  1. Timber cladding materials
  2. Brick and mortar cladding
  3. Vinyl cladding

With recent events involving buildings catching fire that spread quickly, there’s been a greater focus on the manufacturing method used in cladding, and the core material used, which will reduce similar risks in future constructions.

The same investigations have sought to rectify existing problems, where buildings have dangerous cladding installed.

Safety concerns involving cladding

Not all cladding systems are considered at-risk, and with newer buildings, most cladding materials are relatively safe.

To-date, the Australian Government has identified around 600 buildings in New South Wales, 600 in Victoria, and 237 in Queensland that have at-risk cladding installed.
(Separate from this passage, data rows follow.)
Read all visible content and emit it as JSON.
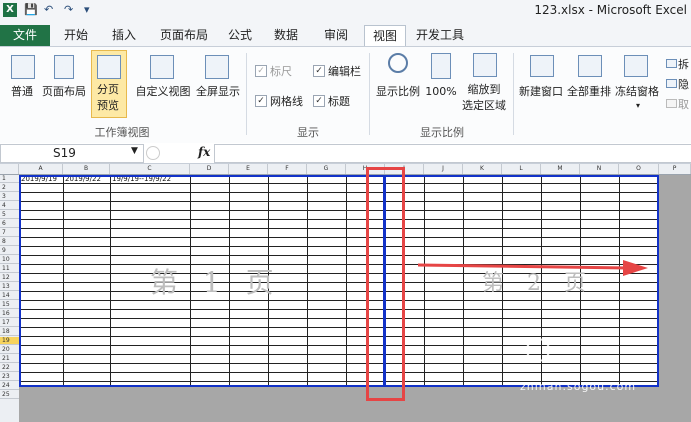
{
  "window": {
    "title": "123.xlsx - Microsoft Excel",
    "app_icon": "X"
  },
  "quick_access": [
    "save-icon",
    "undo-icon",
    "redo-icon",
    "customize-icon"
  ],
  "tabs": [
    {
      "label": "文件",
      "file": true
    },
    {
      "label": "开始"
    },
    {
      "label": "插入"
    },
    {
      "label": "页面布局"
    },
    {
      "label": "公式"
    },
    {
      "label": "数据"
    },
    {
      "label": "审阅"
    },
    {
      "label": "视图",
      "active": true
    },
    {
      "label": "开发工具"
    }
  ],
  "ribbon": {
    "workbook_views": {
      "group_name": "工作簿视图",
      "normal": "普通",
      "page_layout": "页面布局",
      "page_break_preview_l1": "分页",
      "page_break_preview_l2": "预览",
      "custom_views": "自定义视图",
      "full_screen": "全屏显示"
    },
    "show": {
      "group_name": "显示",
      "ruler": "标尺",
      "formula_bar": "编辑栏",
      "gridlines": "网格线",
      "headings": "标题"
    },
    "zoom": {
      "group_name": "显示比例",
      "zoom": "显示比例",
      "zoom_100": "100%",
      "zoom_selection_l1": "缩放到",
      "zoom_selection_l2": "选定区域"
    },
    "window": {
      "new_window": "新建窗口",
      "arrange_all": "全部重排",
      "freeze_panes": "冻结窗格",
      "split": "拆",
      "hide": "隐",
      "unhide": "取"
    }
  },
  "formula_bar": {
    "name_box": "S19",
    "fx": "fx",
    "content": ""
  },
  "sheet": {
    "columns": [
      "A",
      "B",
      "C",
      "D",
      "E",
      "F",
      "G",
      "H",
      "I",
      "J",
      "K",
      "L",
      "M",
      "N",
      "O",
      "P"
    ],
    "rows": [
      "1",
      "2",
      "3",
      "4",
      "5",
      "6",
      "7",
      "8",
      "9",
      "10",
      "11",
      "12",
      "13",
      "14",
      "15",
      "16",
      "17",
      "18",
      "19",
      "20",
      "21",
      "22",
      "23",
      "24",
      "25"
    ],
    "selected_row": "19",
    "cells": {
      "A1": "2019/9/19",
      "B1": "2019/9/22",
      "C1": "19/9/19--19/9/22"
    },
    "page1_watermark": "第 1 页",
    "page2_watermark": "第 2 页"
  },
  "overlay": {
    "watermark_text": "zhihan.sogou.com"
  }
}
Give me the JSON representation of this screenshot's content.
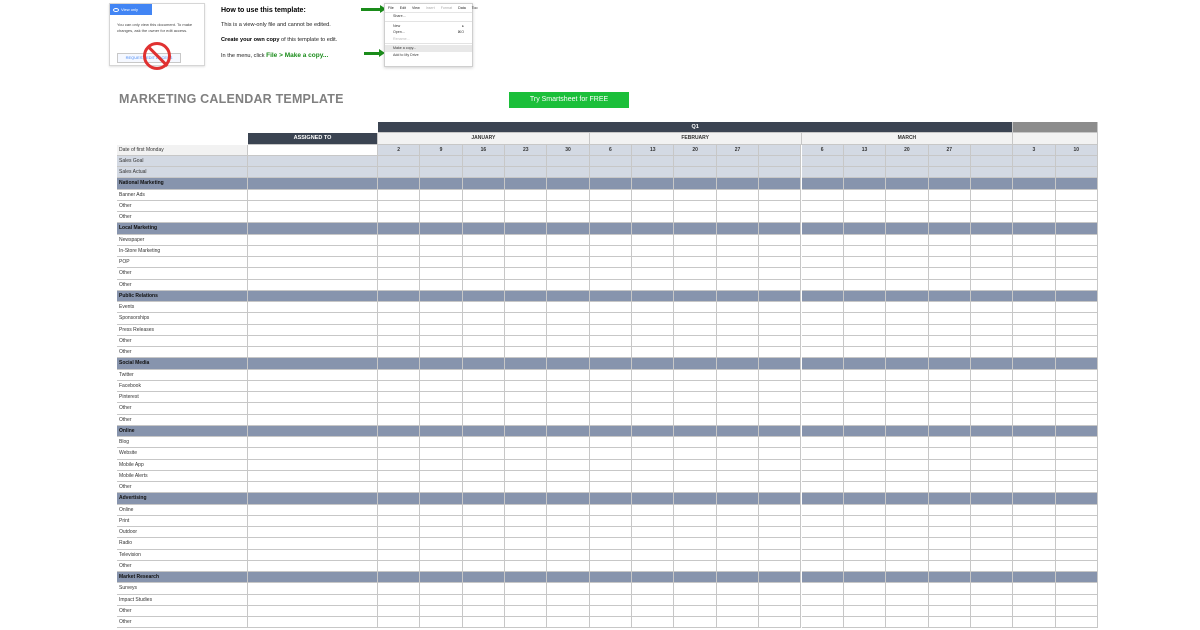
{
  "view_only_card": {
    "button_label": "View only",
    "message": "You can only view this document. To make changes, ask the owner for edit access.",
    "request_label": "REQUEST EDIT ACCESS"
  },
  "instructions": {
    "heading": "How to use this template:",
    "line1": "This is a view-only file and cannot be edited.",
    "line2_bold": "Create your own copy",
    "line2_rest": " of this template to edit.",
    "line3_prefix": "In the menu, click ",
    "line3_action": "File > Make a copy..."
  },
  "file_menu": {
    "menubar": [
      "File",
      "Edit",
      "View",
      "Insert",
      "Format",
      "Data",
      "Too"
    ],
    "items": [
      {
        "label": "Share...",
        "shortcut": "",
        "dim": false
      },
      {
        "label": "New",
        "shortcut": "▸",
        "dim": false
      },
      {
        "label": "Open...",
        "shortcut": "⌘O",
        "dim": false
      },
      {
        "label": "Rename...",
        "shortcut": "",
        "dim": true
      },
      {
        "label": "Make a copy...",
        "shortcut": "",
        "dim": false,
        "highlight": true
      },
      {
        "label": "Add to My Drive",
        "shortcut": "",
        "dim": false
      }
    ]
  },
  "title": "MARKETING CALENDAR TEMPLATE",
  "cta_label": "Try Smartsheet for FREE",
  "colors": {
    "dark_header": "#3b4452",
    "category_row": "#8794ad",
    "goal_row": "#d3d9e3",
    "cta": "#1bbf3a"
  },
  "grid": {
    "quarter_label": "Q1",
    "assigned_label": "ASSIGNED TO",
    "months": [
      "JANUARY",
      "FEBRUARY",
      "MARCH"
    ],
    "week_days": [
      "2",
      "9",
      "16",
      "23",
      "30",
      "6",
      "13",
      "20",
      "27",
      "",
      "6",
      "13",
      "20",
      "27",
      "",
      "3",
      "10"
    ],
    "summary_rows": [
      "Date of first Monday",
      "Sales Goal",
      "Sales Actual"
    ],
    "sections": [
      {
        "name": "National Marketing",
        "items": [
          "Banner Ads",
          "Other",
          "Other"
        ]
      },
      {
        "name": "Local Marketing",
        "items": [
          "Newspaper",
          "In-Store Marketing",
          "POP",
          "Other",
          "Other"
        ]
      },
      {
        "name": "Public Relations",
        "items": [
          "Events",
          "Sponsorships",
          "Press Releases",
          "Other",
          "Other"
        ]
      },
      {
        "name": "Social Media",
        "items": [
          "Twitter",
          "Facebook",
          "Pinterest",
          "Other",
          "Other"
        ]
      },
      {
        "name": "Online",
        "items": [
          "Blog",
          "Website",
          "Mobile App",
          "Mobile Alerts",
          "Other"
        ]
      },
      {
        "name": "Advertising",
        "items": [
          "Online",
          "Print",
          "Outdoor",
          "Radio",
          "Television",
          "Other"
        ]
      },
      {
        "name": "Market Research",
        "items": [
          "Surveys",
          "Impact Studies",
          "Other",
          "Other"
        ]
      }
    ]
  }
}
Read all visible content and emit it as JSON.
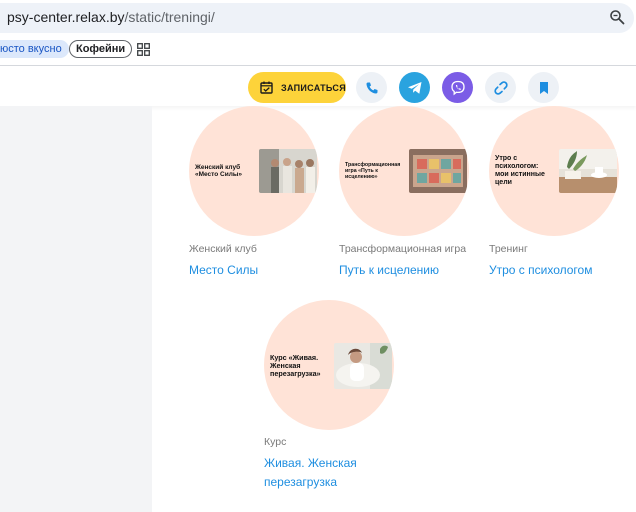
{
  "browser": {
    "address_host": "psy-center.relax.by",
    "address_path": "/static/treningi/",
    "bookmarks": [
      {
        "label": "юсто вкусно"
      },
      {
        "label": "Кофейни"
      }
    ]
  },
  "actions": {
    "book_label": "ЗАПИСАТЬСЯ"
  },
  "cards": [
    {
      "banner_text": "Женский клуб «Место Силы»",
      "category": "Женский клуб",
      "title": "Место Силы"
    },
    {
      "banner_text": "Трансформационная игра «Путь к исцелению»",
      "category": "Трансформационная игра",
      "title": "Путь к исцелению"
    },
    {
      "banner_text": "Утро с психологом: мои истинные цели",
      "category": "Тренинг",
      "title": "Утро с психологом"
    },
    {
      "banner_text": "Курс «Живая. Женская перезагрузка»",
      "category": "Курс",
      "title_line1": "Живая. Женская",
      "title_line2": "перезагрузка"
    }
  ],
  "colors": {
    "accent_yellow": "#fdd33a",
    "telegram": "#2aa3df",
    "viber": "#7b5ce6",
    "link_blue": "#1e8ee0",
    "circle_bg": "#ffe3d7"
  }
}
The government launched an audit in 2017, seeking to examine all existing apartment blocks, in addition to hospitals, schools, hotels, residential care homes, and student buildings.

After identifying at-risk buildings, the government worked to prioritise work on buildings that had fire-safety issues and combustable cladding.

A building levy was also imposed on construction companies to cover the cost of the works using taxation on future property developments.

Each jurisdiction across Australia is now at varying stages of addressing the problem.

Australian Capital Territory

The ACT Government released plans to support cladding replacement efforts on private buildings at the end of 2020. These efforts are broken down into two stages, with the first stage focused on assessment and identification of affected buildings, and the latter on rectifying problems.

New South Wales

The NSW Government launched an initiative known as “Project Remediate,” which is one of the most significant responses seen to the cladding problem in Australia. Owners corporations are able to obtain 10-year, interest-free loans to support remediation efforts. The government also provided funding of almost $140m for project management efforts and quality assurance.

Northern Territory

Unfortunately, the NT Government has not yet launched any significant efforts to address the risk of unsafe cladding. The government’s “Non-conforming building products” guidance has not yet been updated with any reference to cladding, nor has the Building Act 1993 by which the National Construction Code operates, under the Australian Building Codes Board (ABCB).


In Queensland, the government has been in discussions around cladding since 2018, but no formal support has yet been offered. Instead, it’s expected that corporate companies should identify and rectify problems themselves. Despite hundreds of at-risk buildings being identified, and the Palaszczuk Government banning cladding on new installations, there are still many buildings facing potential fire risks.